Legal Ways to Make Money as a Hacker
Want to make legal money as a hacker? The world of hacking often carries a negative connotation, but not all hackers are out to exploit and wreak havoc. In fact, there are legal avenues through which hackers can earn a living while contributing positively to cybersecurity. In this article, we’ll explore four legal ways to make money as a hacker, showcasing the ethical side of this often misunderstood field.
1. Getting Employed By Company
A simple way a hacker can earn money legally is to work for a company mostly as a consultant to a company when it comes to issues relating to cybersecurity. A hacker can get employed to work for a company in any sector of the economy, provided their services are needed.
Hackers aren’t universally malevolent, contrary to common perception; there exists a field known as ethical hacking. These individuals, often termed White Hat Hackers, are essentially considered the “good guys” of hacking.
Ethical hackers are remunerated to safeguard diverse security systems or websites from potential cyber threats. Their responsibilities include assessing vulnerabilities within the systems of the company or agency that has enlisted their services and subsequently rectifying any identified weaknesses.
Individuals in this role serve as protectors for entities such as banks and security agencies, shielding them from potential intruders poised to exploit vulnerabilities. When one attains recognition as a competent and skilled hacker, companies are inclined to extend offers for collaboration, be it on a freelance basis or through long-term employment opportunities.
2. Working For The Government
Just as a hacker can work for a private company, he or she can also get on the government payroll to hack for the government. Governments around the world sometimes get hackers to track down other hackers or to accomplish other tasks.
These tasks are mostly classified under national security, and they may include extorting military data, or even industrial and economic espionage.
3. Bug Bounty
You may be asking yourselves what a bug bounty is. Well, your answer comes right out. Most young hackers make huge sums of money from this.
What they do is they prowl around massive sights, including Google, Twitter, Facebook, Instagram, and Yahoo to find bugs that could be dangerous to the sites or allow in leakages from hackers.
Once a bug is detected, the hacker can inform the company and get paid for his or her services.
These are some popular companies and the bounties they offer. If a hacker happens to find a bug in their systems.
- BitGo: $100 to $1,000
- Dropbox: $216 to $4,913
- Facebook: $500 plus
- FastMail: $100 to $5,000
- Pinterest: $50 to $1,500
- Magento: $100 to $10,000
- Microsoft: $500 to $100,000
- Paypal: $100 to $10,000
- Spotify: $250 plus
- Stripe: $500 plus
- Tumblr: $200 to $1,000
- Western Union: $100 to $5,000
Searching for Bugs sure isn’t an easy job, but some companies give hackers handsome rewards that make it worth it.
4. Hacking Events
In the realm of legitimate income for hackers, a viable avenue emerges through participation in live hacking events, where individuals with hacking prowess converge to exploit vulnerabilities in specific devices or software.
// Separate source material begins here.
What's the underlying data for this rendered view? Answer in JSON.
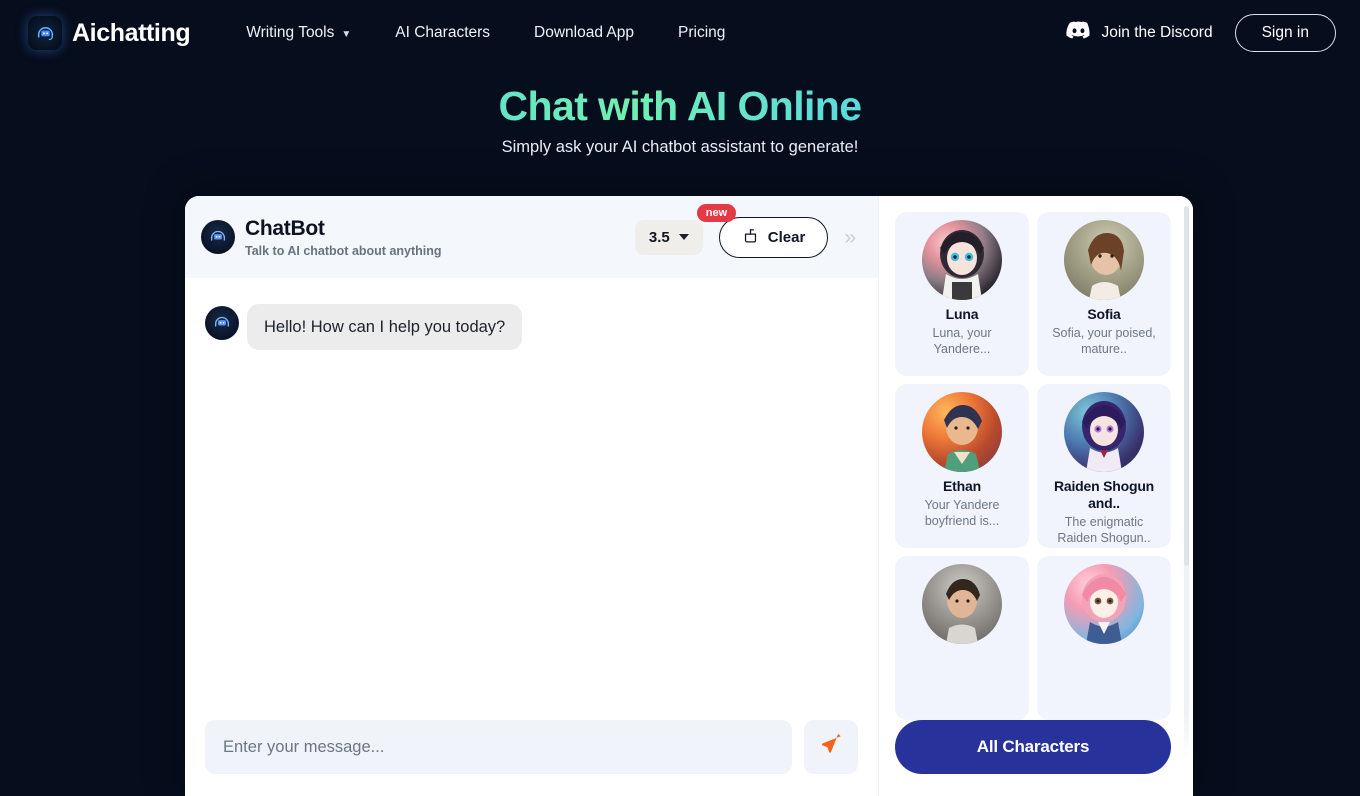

An illustrative example is the renowned Pwn2Own event, a fixture since 2007 and a highlight of the annual CanSecWest Security Conference.
At this event, participants are granted the opportunity to hack various devices, ranging from phones and MacBooks to automobiles. The rule is straightforward: successfully compromise the security of the targeted device, and it becomes the rightful possession of the adept hacker.
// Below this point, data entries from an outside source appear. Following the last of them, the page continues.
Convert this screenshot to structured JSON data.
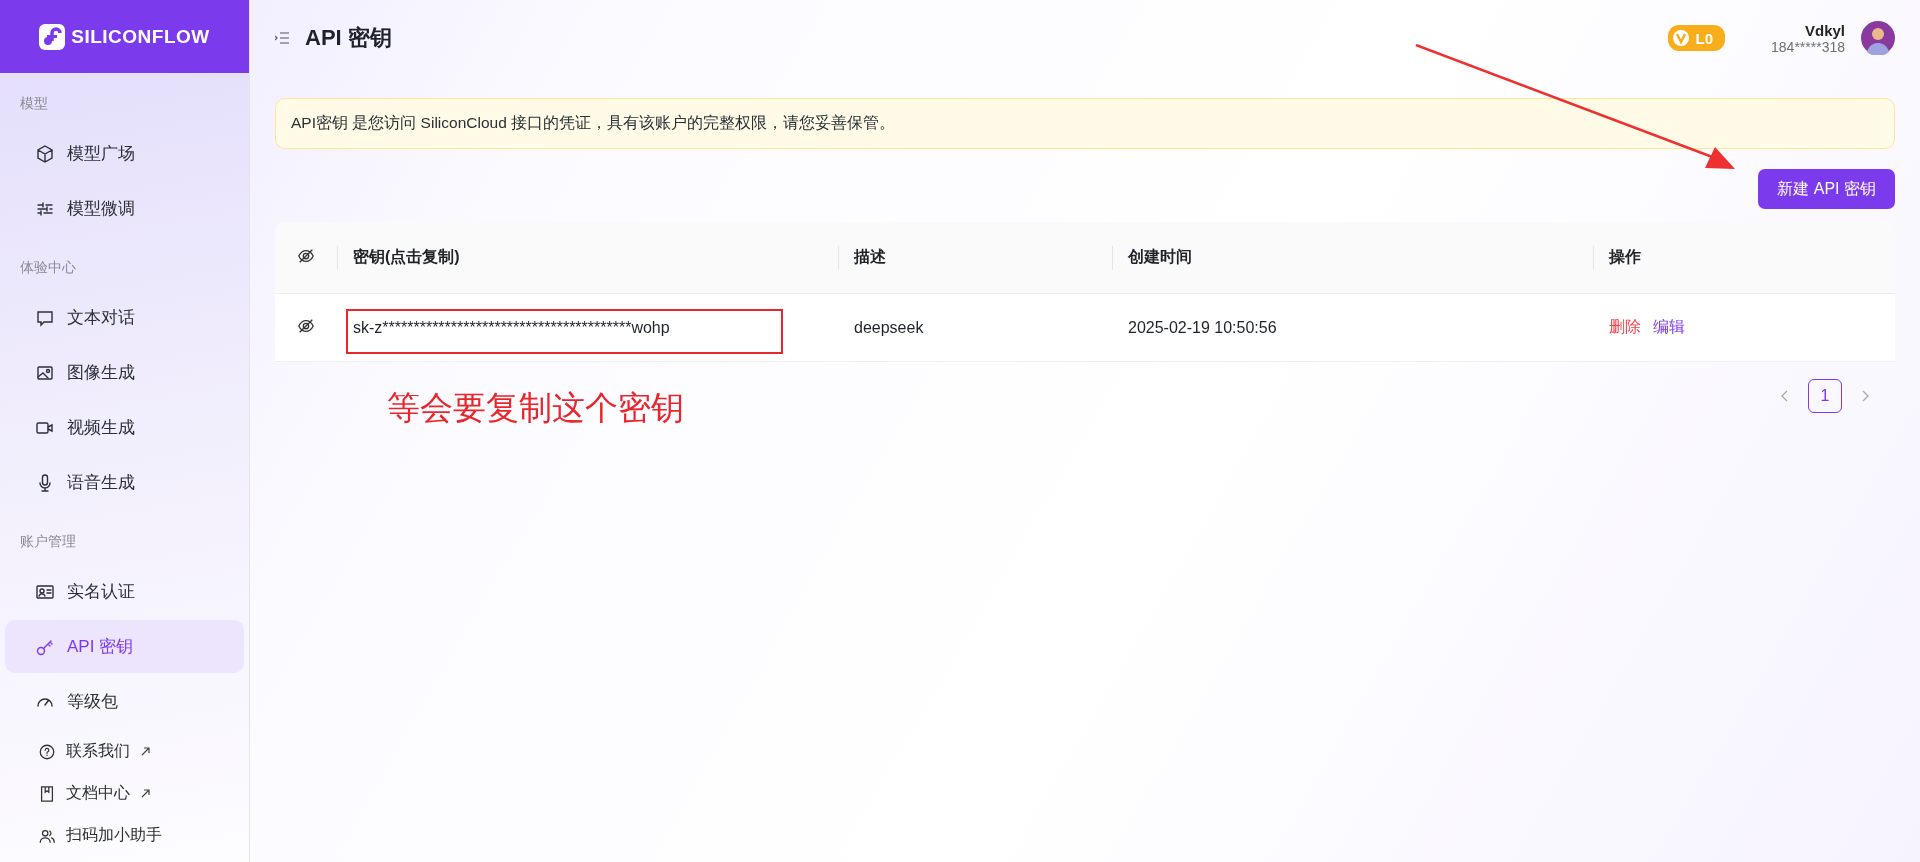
{
  "sidebar": {
    "logo": "SILICONFLOW",
    "groups": [
      {
        "label": "模型",
        "items": [
          {
            "label": "模型广场",
            "selected": false
          },
          {
            "label": "模型微调",
            "selected": false
          }
        ]
      },
      {
        "label": "体验中心",
        "items": [
          {
            "label": "文本对话",
            "selected": false
          },
          {
            "label": "图像生成",
            "selected": false
          },
          {
            "label": "视频生成",
            "selected": false
          },
          {
            "label": "语音生成",
            "selected": false
          }
        ]
      },
      {
        "label": "账户管理",
        "items": [
          {
            "label": "实名认证",
            "selected": false
          },
          {
            "label": "API 密钥",
            "selected": true
          },
          {
            "label": "等级包",
            "selected": false
          }
        ]
      }
    ],
    "footer": [
      {
        "label": "联系我们",
        "external": true
      },
      {
        "label": "文档中心",
        "external": true
      },
      {
        "label": "扫码加小助手",
        "external": false
      }
    ]
  },
  "header": {
    "title": "API 密钥",
    "level_badge": "L0",
    "user": {
      "name": "Vdkyl",
      "phone": "184*****318"
    }
  },
  "notice": "API密钥 是您访问 SiliconCloud 接口的凭证，具有该账户的完整权限，请您妥善保管。",
  "create_button": "新建 API 密钥",
  "table": {
    "columns": [
      "密钥(点击复制)",
      "描述",
      "创建时间",
      "操作"
    ],
    "rows": [
      {
        "key": "sk-z****************************************wohp",
        "description": "deepseek",
        "created": "2025-02-19 10:50:56",
        "actions": [
          {
            "label": "删除",
            "kind": "danger"
          },
          {
            "label": "编辑",
            "kind": "primary"
          }
        ]
      }
    ]
  },
  "pagination": {
    "pages": [
      {
        "label": "1",
        "selected": true
      }
    ]
  },
  "annotation": {
    "text": "等会要复制这个密钥"
  }
}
Furthermore, the event extends beyond the acquisition of physical devices; it features cash prizes for successfully hacking software categories like web browsers, enterprise applications, and servers. With a substantial prize pool, the outcomes of the event garner extensive coverage from the tech press.
Consequently, it serves as an excellent platform for burgeoning hackers to establish their reputation and connect with other individuals in the ethical hacking community.
In conclusion, the world of hacking isn’t solely synonymous with cybercrime. Ethical hacking presents numerous legal opportunities to make a living while contributing to digital security.
Whether it’s being employed by companies, working for the government, participating in bug bounty programs, or showcasing skills at hacking events, hackers have various avenues to explore and contribute positively to the cybersecurity landscape.
Yes, it is legal to make money as a hacker through various means, including working for a company as a cybersecurity consultant, working for the government, participating in bug bounty programs, and live hacking events.
A bug bounty program is a system where companies offer rewards to individuals who find and report security vulnerabilities in their software or systems.
Live hacking events like Pwn2Own are typically open to experienced hackers who have a proven track record in ethical hacking. However, some events may also have categories for beginners or newcomers to the field.
The amount of money you can make as an ethical hacker depends on your skills and experience, as well as the type of work you do. Some top ethical hackers can earn six-figure salaries, while others may make a few thousand dollars per bug bounty or live hacking event.
Many major tech companies, including Google, Facebook, Microsoft, and PayPal, offer bug bounty programs. Other companies, such as Western Union and Dropbox, also offer bug bounties.